* DATA EXCERPTS
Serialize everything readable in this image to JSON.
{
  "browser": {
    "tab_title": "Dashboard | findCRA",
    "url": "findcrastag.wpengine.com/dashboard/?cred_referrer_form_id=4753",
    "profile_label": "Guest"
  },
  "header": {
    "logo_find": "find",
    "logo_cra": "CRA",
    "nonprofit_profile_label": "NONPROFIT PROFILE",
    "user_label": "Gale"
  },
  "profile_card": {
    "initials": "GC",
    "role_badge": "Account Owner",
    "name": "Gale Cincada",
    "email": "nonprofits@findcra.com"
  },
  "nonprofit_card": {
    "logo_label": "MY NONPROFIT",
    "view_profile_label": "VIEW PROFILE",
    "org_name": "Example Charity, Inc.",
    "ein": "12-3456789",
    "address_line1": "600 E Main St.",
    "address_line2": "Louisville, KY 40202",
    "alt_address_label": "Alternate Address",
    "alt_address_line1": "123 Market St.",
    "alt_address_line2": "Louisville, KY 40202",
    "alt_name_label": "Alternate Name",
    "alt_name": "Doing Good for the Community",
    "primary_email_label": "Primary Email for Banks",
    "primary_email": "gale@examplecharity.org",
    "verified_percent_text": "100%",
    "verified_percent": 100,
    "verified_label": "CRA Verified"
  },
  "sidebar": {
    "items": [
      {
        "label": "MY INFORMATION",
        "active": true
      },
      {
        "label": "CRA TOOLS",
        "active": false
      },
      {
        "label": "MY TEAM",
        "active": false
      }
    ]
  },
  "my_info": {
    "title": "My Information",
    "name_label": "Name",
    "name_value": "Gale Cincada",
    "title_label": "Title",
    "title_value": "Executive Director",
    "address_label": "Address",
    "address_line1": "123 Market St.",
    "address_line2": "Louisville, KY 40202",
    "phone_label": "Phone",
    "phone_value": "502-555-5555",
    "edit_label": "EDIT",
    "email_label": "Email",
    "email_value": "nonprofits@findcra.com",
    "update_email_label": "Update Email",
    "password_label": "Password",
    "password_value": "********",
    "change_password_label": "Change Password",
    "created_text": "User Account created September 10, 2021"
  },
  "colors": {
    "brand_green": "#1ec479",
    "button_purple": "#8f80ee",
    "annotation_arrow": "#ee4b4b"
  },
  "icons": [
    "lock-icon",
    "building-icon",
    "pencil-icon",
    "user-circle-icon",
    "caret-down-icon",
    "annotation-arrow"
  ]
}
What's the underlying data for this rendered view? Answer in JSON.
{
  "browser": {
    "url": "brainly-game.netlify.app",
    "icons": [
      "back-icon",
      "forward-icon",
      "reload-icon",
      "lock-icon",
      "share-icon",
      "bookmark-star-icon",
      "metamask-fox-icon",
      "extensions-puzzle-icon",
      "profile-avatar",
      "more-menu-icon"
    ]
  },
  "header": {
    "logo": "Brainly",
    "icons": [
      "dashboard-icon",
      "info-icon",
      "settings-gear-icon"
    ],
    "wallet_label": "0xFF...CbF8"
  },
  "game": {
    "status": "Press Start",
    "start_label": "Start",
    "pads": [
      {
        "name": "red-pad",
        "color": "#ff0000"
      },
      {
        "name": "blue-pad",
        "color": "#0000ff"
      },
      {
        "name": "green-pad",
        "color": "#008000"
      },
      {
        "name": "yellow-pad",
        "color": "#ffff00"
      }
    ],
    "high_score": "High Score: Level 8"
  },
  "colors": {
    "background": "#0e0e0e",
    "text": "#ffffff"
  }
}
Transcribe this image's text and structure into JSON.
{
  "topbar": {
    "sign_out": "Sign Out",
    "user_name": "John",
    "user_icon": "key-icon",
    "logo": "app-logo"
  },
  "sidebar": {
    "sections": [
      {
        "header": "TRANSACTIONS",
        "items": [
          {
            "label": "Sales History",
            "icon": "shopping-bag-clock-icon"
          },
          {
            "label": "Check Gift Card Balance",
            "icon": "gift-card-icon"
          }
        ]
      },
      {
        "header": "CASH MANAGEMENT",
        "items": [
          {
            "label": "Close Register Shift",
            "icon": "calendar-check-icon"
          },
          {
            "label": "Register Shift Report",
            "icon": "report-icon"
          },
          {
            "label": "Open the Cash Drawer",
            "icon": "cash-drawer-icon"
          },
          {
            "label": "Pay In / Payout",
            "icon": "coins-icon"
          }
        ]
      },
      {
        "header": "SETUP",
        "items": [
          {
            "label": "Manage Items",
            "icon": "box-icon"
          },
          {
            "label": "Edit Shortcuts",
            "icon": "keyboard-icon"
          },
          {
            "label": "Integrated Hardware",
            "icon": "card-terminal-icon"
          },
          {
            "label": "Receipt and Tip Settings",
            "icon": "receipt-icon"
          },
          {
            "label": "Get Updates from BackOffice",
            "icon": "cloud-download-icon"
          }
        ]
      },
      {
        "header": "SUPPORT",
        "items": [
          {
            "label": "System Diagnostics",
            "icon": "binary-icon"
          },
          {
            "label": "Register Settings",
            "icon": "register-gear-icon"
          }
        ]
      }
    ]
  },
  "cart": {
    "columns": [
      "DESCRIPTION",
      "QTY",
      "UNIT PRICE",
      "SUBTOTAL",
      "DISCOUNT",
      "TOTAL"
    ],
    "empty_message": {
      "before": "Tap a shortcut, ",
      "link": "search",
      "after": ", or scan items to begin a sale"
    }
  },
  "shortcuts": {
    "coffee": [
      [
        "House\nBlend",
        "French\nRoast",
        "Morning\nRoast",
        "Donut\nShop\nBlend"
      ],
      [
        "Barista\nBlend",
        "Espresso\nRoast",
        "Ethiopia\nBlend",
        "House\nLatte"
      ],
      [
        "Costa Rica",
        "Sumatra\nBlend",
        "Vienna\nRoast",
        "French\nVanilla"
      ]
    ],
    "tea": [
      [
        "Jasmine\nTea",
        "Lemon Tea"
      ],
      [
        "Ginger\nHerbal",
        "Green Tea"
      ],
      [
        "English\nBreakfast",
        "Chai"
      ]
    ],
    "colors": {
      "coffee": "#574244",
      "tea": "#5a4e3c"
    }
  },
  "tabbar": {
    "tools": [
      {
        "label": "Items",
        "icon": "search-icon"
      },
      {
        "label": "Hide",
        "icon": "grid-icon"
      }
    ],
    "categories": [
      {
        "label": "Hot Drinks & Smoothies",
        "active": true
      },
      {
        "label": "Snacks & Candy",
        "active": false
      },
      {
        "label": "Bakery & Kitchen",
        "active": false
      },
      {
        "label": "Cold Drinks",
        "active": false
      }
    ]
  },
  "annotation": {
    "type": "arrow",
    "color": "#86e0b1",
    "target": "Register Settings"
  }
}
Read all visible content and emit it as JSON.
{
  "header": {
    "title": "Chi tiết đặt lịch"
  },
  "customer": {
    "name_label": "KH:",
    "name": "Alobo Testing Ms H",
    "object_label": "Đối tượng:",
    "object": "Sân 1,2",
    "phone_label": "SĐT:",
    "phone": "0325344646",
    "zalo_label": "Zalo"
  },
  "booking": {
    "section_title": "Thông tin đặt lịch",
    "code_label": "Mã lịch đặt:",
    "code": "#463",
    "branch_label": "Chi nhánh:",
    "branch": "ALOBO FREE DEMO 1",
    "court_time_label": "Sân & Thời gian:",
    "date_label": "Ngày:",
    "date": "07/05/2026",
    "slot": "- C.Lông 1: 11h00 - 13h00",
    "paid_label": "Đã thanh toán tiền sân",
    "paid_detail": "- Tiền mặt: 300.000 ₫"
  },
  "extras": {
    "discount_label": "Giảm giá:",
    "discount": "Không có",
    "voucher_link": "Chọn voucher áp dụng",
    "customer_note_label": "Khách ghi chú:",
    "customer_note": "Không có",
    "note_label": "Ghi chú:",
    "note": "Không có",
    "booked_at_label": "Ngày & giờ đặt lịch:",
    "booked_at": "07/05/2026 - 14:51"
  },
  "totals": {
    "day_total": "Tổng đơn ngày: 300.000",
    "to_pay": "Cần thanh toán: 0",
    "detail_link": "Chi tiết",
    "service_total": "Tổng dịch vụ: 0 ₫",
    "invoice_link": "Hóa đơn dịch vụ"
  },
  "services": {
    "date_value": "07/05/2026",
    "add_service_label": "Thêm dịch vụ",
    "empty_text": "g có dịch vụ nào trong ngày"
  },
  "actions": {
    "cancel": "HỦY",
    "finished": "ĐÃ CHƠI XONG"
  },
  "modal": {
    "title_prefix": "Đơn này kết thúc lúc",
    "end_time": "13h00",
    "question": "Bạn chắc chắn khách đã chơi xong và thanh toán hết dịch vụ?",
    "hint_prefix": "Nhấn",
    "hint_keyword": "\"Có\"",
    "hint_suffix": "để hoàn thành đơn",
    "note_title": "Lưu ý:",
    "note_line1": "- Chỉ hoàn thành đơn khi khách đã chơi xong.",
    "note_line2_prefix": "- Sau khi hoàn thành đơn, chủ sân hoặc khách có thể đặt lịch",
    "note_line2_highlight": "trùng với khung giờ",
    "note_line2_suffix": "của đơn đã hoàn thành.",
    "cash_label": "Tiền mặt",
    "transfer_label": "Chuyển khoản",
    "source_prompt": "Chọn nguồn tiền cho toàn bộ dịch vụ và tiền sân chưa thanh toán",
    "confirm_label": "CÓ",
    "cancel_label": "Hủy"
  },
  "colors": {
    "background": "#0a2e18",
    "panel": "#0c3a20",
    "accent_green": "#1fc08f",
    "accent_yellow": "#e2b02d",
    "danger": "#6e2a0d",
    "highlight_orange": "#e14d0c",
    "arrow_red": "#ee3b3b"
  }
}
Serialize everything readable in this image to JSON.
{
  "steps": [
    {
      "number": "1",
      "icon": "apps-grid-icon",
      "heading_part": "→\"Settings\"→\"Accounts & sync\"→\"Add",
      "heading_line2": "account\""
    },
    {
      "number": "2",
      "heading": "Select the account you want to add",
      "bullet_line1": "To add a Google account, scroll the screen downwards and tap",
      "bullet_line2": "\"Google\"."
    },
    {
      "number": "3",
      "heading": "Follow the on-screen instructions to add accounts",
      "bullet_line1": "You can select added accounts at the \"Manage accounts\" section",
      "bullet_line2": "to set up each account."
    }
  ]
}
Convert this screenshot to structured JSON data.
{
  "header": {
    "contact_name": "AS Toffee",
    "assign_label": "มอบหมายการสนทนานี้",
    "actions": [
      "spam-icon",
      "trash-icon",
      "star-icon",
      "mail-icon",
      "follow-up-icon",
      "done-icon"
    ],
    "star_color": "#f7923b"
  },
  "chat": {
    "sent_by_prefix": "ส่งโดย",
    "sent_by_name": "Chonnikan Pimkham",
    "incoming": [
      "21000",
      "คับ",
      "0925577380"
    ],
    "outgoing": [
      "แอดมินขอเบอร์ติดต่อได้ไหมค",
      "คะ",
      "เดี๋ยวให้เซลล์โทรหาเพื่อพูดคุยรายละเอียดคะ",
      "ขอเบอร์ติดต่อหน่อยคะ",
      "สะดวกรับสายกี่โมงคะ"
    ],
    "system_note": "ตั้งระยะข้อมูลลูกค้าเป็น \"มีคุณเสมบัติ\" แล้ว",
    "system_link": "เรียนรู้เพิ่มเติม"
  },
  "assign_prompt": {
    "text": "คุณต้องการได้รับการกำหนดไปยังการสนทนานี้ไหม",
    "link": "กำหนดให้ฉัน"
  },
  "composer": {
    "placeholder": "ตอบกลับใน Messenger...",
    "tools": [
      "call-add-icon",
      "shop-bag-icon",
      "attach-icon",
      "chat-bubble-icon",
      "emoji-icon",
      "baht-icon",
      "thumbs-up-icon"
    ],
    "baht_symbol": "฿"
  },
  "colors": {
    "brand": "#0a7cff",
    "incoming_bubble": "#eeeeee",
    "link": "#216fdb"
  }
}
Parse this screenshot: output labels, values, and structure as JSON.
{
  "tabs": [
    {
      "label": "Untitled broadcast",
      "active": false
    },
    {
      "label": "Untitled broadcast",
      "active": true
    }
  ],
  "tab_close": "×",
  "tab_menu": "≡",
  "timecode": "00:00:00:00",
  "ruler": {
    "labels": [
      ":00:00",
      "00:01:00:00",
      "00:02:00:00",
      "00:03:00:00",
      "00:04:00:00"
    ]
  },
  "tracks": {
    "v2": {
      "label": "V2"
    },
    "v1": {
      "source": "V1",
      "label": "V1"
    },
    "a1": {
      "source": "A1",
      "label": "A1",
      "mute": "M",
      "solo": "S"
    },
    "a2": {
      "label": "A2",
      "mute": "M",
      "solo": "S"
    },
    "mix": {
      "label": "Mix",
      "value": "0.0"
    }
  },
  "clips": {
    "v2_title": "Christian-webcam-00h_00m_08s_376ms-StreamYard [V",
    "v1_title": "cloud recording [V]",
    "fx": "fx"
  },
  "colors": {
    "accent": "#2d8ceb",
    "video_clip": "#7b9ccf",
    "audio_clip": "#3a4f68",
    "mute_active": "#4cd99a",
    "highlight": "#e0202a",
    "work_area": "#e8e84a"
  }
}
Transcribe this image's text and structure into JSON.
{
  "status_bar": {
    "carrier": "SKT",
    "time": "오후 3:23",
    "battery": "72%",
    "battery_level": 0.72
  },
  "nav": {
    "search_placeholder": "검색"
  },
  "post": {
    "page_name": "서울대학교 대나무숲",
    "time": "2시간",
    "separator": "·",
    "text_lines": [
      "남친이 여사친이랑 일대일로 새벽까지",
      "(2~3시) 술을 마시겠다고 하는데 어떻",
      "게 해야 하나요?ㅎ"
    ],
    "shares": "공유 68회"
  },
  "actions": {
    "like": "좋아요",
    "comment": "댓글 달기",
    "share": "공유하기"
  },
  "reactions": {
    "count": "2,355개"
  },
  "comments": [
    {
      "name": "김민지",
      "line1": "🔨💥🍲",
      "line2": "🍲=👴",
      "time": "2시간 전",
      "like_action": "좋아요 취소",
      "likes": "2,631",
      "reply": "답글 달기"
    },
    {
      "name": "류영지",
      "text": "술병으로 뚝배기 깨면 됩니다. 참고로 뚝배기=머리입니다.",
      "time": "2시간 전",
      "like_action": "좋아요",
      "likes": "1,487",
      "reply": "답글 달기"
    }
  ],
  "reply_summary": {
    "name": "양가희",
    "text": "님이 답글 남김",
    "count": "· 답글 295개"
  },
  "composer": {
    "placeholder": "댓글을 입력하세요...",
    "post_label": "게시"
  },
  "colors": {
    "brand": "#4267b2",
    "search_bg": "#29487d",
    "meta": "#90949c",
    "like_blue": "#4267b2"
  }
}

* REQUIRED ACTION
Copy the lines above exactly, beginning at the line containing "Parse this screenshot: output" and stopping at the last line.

* RESPONSE AREA
Parse this screenshot: output labels, values, and structure as JSON.
{
  "tabs": [
    {
      "label": "Untitled broadcast",
      "active": false
    },
    {
      "label": "Untitled broadcast",
      "active": true
    }
  ],
  "tab_close": "×",
  "tab_menu": "≡",
  "timecode": "00:00:00:00",
  "ruler": {
    "labels": [
      ":00:00",
      "00:01:00:00",
      "00:02:00:00",
      "00:03:00:00",
      "00:04:00:00"
    ]
  },
  "tracks": {
    "v2": {
      "label": "V2"
    },
    "v1": {
      "source": "V1",
      "label": "V1"
    },
    "a1": {
      "source": "A1",
      "label": "A1",
      "mute": "M",
      "solo": "S"
    },
    "a2": {
      "label": "A2",
      "mute": "M",
      "solo": "S"
    },
    "mix": {
      "label": "Mix",
      "value": "0.0"
    }
  },
  "clips": {
    "v2_title": "Christian-webcam-00h_00m_08s_376ms-StreamYard [V",
    "v1_title": "cloud recording [V]",
    "fx": "fx"
  },
  "colors": {
    "accent": "#2d8ceb",
    "video_clip": "#7b9ccf",
    "audio_clip": "#3a4f68",
    "mute_active": "#4cd99a",
    "highlight": "#e0202a",
    "work_area": "#e8e84a"
  }
}
Transcribe this image's text and structure into JSON.
{
  "status_bar": {
    "carrier": "SKT",
    "time": "오후 3:23",
    "battery": "72%",
    "battery_level": 0.72
  },
  "nav": {
    "search_placeholder": "검색"
  },
  "post": {
    "page_name": "서울대학교 대나무숲",
    "time": "2시간",
    "separator": "·",
    "text_lines": [
      "남친이 여사친이랑 일대일로 새벽까지",
      "(2~3시) 술을 마시겠다고 하는데 어떻",
      "게 해야 하나요?ㅎ"
    ],
    "shares": "공유 68회"
  },
  "actions": {
    "like": "좋아요",
    "comment": "댓글 달기",
    "share": "공유하기"
  },
  "reactions": {
    "count": "2,355개"
  },
  "comments": [
    {
      "name": "김민지",
      "line1": "🔨💥🍲",
      "line2": "🍲=👴",
      "time": "2시간 전",
      "like_action": "좋아요 취소",
      "likes": "2,631",
      "reply": "답글 달기"
    },
    {
      "name": "류영지",
      "text": "술병으로 뚝배기 깨면 됩니다. 참고로 뚝배기=머리입니다.",
      "time": "2시간 전",
      "like_action": "좋아요",
      "likes": "1,487",
      "reply": "답글 달기"
    }
  ],
  "reply_summary": {
    "name": "양가희",
    "text": "님이 답글 남김",
    "count": "· 답글 295개"
  },
  "composer": {
    "placeholder": "댓글을 입력하세요...",
    "post_label": "게시"
  },
  "colors": {
    "brand": "#4267b2",
    "search_bg": "#29487d",
    "meta": "#90949c",
    "like_blue": "#4267b2"
  }
}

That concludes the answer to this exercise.